Following King Theebaw’s accession to the Burmese throne in in 1878 the country was becoming increasingly dominated by Theebaw’s wife who had imposed a brutal regime and fines the British Bombay-Burma Trading Company and giving preferential treatment to the French. The British at first had been preoccupied by the war in Afghanistan but by 1884 they were ready to resolve the situation in Burma.
Although in October 1884 the French declared that they would be happy to share Burma with the British, this was not acceptable to the British who issued the Burmese an ultimatum about the teak logging rights. This was to the effect that the Burmese should compensate the British for losses and that the King would have to accept an ambassador and occupying troops.
The King refused to accept the ultimatum and a strong British force of 10,000 troops, including 2nd Hampshire advanced into King Theebaw’s territory was entered. Burmese government officials had been telling King Theebaw and his Queen that Burma was winning the war to the extent that a victory party was held when the British were only a few miles from Mandalay.
The speed of the British advance surprised the Burmese and the force was able to push on easily. Mandalay was taken very quickly and the King surrendered to the British, though many Burmese fighters (dacoits) took to the jungle and guerrilla warfare began, which was hard to control.

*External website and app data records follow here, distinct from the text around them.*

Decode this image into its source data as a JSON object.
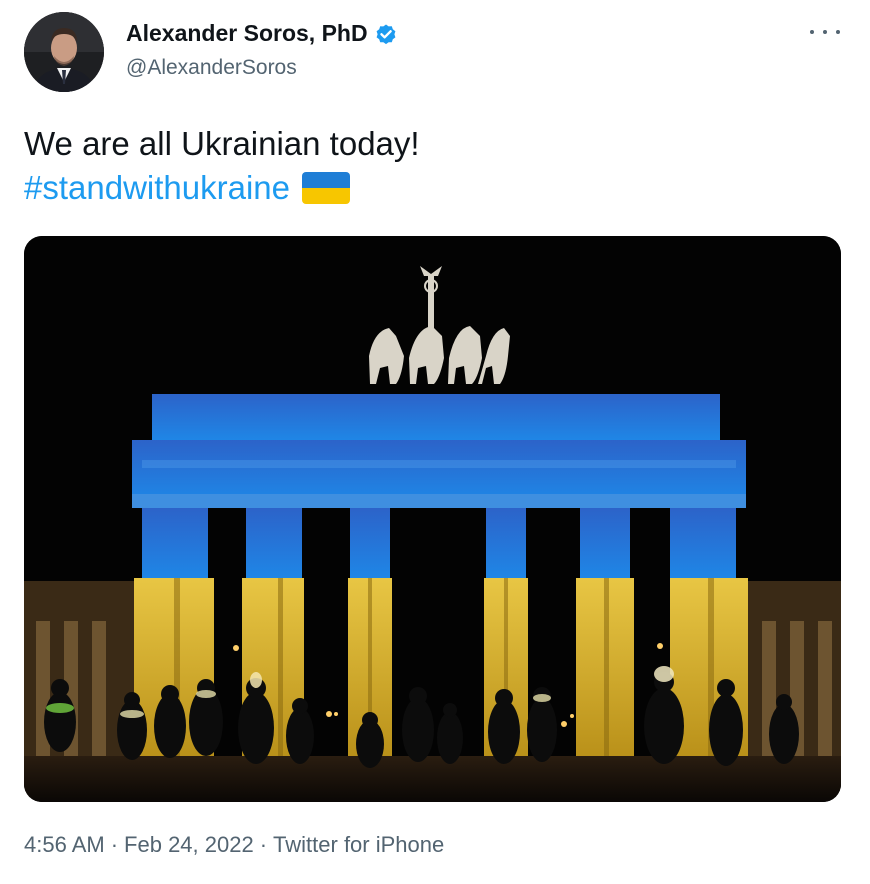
{
  "author": {
    "display_name": "Alexander Soros, PhD",
    "handle": "@AlexanderSoros",
    "verified_icon": "verified-badge-icon",
    "avatar_icon": "avatar-portrait"
  },
  "tweet": {
    "text": "We are all Ukrainian today!",
    "hashtag": "#standwithukraine",
    "emoji": "flag-ukraine",
    "media_icon": "brandenburg-gate-photo"
  },
  "footer": {
    "time": "4:56 AM",
    "separator": "·",
    "date": "Feb 24, 2022",
    "source": "Twitter for iPhone"
  },
  "colors": {
    "link": "#1d9bf0",
    "text": "#0f1419",
    "muted": "#536471",
    "verified": "#1d9bf0",
    "ukraine_blue": "#1f7ed6",
    "ukraine_yellow": "#f7c600"
  },
  "more_menu_icon": "more-horizontal-icon"
}
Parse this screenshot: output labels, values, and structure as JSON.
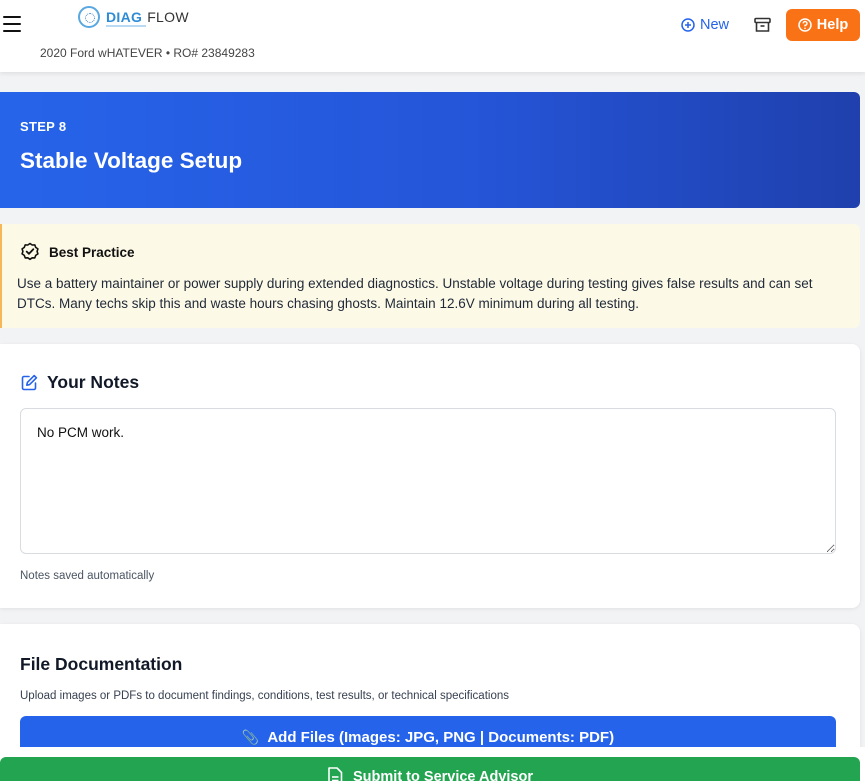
{
  "header": {
    "logo_diag": "DIAG",
    "logo_flow": "FLOW",
    "vehicle_info": "2020 Ford wHATEVER • RO# 23849283",
    "new_label": "New",
    "help_label": "Help"
  },
  "step": {
    "label": "STEP 8",
    "title": "Stable Voltage Setup"
  },
  "best_practice": {
    "heading": "Best Practice",
    "body": "Use a battery maintainer or power supply during extended diagnostics. Unstable voltage during testing gives false results and can set DTCs. Many techs skip this and waste hours chasing ghosts. Maintain 12.6V minimum during all testing."
  },
  "notes": {
    "title": "Your Notes",
    "value": "No PCM work.",
    "hint": "Notes saved automatically"
  },
  "files": {
    "title": "File Documentation",
    "description": "Upload images or PDFs to document findings, conditions, test results, or technical specifications",
    "add_label": "Add Files (Images: JPG, PNG | Documents: PDF)"
  },
  "submit": {
    "label": "Submit to Service Advisor"
  },
  "colors": {
    "primary": "#2563eb",
    "help_orange": "#f97316",
    "submit_green": "#22a450",
    "best_bg": "#fdf9e7"
  }
}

The Hampshires were the first British troops to enter Mandalay and provided guards over Theebaw’s palace and the reputed large amount of treasure that was contained in it.
Lieutenant Richard Haking, who was later Colonel of the Regiment for 20 years, was put in charge of King Theebaw when the palace had been taken. It was at this point that a portrait of King Mindon (King Theebaw’s father) was found by Lt Haking’s native servant who used it as a tray to bring him his morning tea.
Other items made their way to the Regiment, including a sculpture of King Theebaw that was carved from teak by the chief priest on the King’s staff. According to the donor it was an excellent likeness of the King. The top-knot is a sign that the King was a Buddhist.
Shortly afterwards, Theebaw and his Queen were exiled to Ratnagiri Fort, near Bombay, and on 1st January 1886 the British issued a decree making Burma a province of British India. King Theebaw eventually died there in 1916.